The protesters, who included men as well as women, briefly scuffled with another group of Tehran University students who support the country’s conservative dress code.
“Forcing and compelling a certain kind of clothing on students is a flagrant affront against their privacy, a blatant violation of their human rights, and an outright injustice toward female students,” the National Council of Student Guilds said in a statement that CHR published.
“Such confrontations will only cause tension on campus and shut the doors of reason at a time when universities need to be a place of calm and coexistence among everyone with different ideologies and lifestyles,” added the statement.
The Islamic Republic News Service, or ISNA, said that a university official unsuccessfully tried to address the anti-hijab protesters.
Tehran University Vice President Majid Sarsangi said that there were no agents on campus looking to enforce the wearing of hijabs.
One student, Majid Dorri, tweeted that the agents physically assaulted the protesters, keeping them from reading a statement against forcing the wearing of the hijab.
“You had to see the frustration on the faces of those who disrupted the gathering,” tweeted Dorri, whose post was translated on the CHR website, “and hear the sound of solidarity among the students in the university which is, and has always been, louder than dictatorship.”
Human Rights Watch says that Iranian authorities have prosecuted at least half a dozen activists who engaged in peaceful opposition to mandatory hijab laws.
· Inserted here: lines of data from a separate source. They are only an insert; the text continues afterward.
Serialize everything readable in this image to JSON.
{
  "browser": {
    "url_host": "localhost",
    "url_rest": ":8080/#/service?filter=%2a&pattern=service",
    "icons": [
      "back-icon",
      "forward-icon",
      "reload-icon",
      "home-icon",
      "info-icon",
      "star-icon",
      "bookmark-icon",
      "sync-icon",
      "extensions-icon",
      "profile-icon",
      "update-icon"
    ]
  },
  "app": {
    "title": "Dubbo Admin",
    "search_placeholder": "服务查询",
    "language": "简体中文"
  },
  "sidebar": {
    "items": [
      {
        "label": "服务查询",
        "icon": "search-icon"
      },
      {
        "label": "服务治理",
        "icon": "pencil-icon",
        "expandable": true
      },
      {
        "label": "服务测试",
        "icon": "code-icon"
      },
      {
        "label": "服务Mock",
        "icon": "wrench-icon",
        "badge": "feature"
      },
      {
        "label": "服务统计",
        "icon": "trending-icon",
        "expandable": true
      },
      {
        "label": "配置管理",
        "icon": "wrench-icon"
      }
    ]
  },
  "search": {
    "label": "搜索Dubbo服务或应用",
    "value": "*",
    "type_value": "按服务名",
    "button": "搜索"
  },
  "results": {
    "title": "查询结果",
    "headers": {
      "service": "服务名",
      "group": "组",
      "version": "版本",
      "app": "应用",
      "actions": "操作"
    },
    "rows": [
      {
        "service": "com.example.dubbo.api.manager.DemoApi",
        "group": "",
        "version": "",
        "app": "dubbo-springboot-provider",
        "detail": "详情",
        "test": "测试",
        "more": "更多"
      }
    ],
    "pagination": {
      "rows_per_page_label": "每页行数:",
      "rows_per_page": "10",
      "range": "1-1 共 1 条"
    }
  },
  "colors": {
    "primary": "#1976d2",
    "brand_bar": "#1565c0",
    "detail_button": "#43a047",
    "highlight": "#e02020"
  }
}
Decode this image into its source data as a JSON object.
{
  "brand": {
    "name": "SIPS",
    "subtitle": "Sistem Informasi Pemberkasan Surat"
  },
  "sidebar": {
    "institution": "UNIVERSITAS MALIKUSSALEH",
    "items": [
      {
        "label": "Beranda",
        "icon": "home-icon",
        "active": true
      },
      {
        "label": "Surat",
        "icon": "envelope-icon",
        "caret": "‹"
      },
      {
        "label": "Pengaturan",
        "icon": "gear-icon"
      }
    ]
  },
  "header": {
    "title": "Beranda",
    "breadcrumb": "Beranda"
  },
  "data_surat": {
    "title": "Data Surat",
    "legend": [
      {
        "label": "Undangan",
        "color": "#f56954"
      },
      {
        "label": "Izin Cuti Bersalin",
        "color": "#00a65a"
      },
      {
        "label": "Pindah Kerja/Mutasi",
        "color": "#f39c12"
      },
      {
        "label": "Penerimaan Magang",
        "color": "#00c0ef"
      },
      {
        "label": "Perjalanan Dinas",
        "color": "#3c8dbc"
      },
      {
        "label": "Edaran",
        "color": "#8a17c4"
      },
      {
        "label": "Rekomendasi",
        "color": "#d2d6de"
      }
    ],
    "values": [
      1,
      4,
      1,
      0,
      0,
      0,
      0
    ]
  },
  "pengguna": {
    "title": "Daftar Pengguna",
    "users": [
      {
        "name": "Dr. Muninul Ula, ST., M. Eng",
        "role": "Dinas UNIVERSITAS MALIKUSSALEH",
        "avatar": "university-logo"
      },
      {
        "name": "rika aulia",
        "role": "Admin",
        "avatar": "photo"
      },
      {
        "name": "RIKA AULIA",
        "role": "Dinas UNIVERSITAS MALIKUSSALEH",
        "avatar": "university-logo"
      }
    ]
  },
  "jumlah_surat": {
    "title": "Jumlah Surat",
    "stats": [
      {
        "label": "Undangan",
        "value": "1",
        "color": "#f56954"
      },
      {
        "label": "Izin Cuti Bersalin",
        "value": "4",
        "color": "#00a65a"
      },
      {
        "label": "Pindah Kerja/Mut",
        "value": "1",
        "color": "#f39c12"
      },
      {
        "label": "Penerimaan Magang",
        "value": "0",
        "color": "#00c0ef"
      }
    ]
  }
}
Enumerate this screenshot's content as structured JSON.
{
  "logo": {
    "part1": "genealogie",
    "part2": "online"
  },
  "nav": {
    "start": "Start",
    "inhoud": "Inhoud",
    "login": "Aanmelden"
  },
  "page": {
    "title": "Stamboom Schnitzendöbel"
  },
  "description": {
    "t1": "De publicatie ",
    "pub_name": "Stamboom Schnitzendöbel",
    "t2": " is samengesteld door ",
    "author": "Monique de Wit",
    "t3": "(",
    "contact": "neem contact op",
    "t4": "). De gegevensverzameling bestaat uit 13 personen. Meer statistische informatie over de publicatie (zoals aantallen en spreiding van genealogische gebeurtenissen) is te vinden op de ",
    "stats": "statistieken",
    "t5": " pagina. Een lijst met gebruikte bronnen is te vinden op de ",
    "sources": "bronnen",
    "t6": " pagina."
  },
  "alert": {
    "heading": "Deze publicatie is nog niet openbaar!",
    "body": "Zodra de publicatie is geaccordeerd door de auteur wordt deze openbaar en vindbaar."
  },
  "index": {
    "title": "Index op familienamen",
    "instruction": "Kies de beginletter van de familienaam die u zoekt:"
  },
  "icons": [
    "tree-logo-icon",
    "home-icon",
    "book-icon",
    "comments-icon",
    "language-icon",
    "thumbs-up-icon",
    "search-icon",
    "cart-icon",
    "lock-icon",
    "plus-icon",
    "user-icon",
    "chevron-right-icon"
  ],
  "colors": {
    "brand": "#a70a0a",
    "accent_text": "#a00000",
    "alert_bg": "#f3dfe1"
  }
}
One activist, Vida Mohavedi, was sentenced to a year in prison for removing her hijab in protest, HRW noted.
HRW, like many other organizations that opposed mandatory hijab laws, said that it is not opposed to the head covering, but to laws that force people to dress a certain way.
"Human Rights Watch has opposed France’s blanket ban on full-face veils, as well as the ban on Islamic headscarves and other visible religious symbols in state schools, as a violation of human rights," the organization's website says.
“It is time for Iranian authorities to recognize that women in Iran and elsewhere are free to dress as they please,” said Lama Fakih, deputy Middle East director at Human Rights Watch. “This includes deciding whether to wear a headscarf or not, no matter what those in power think.”
The Associated Press contributed to this report.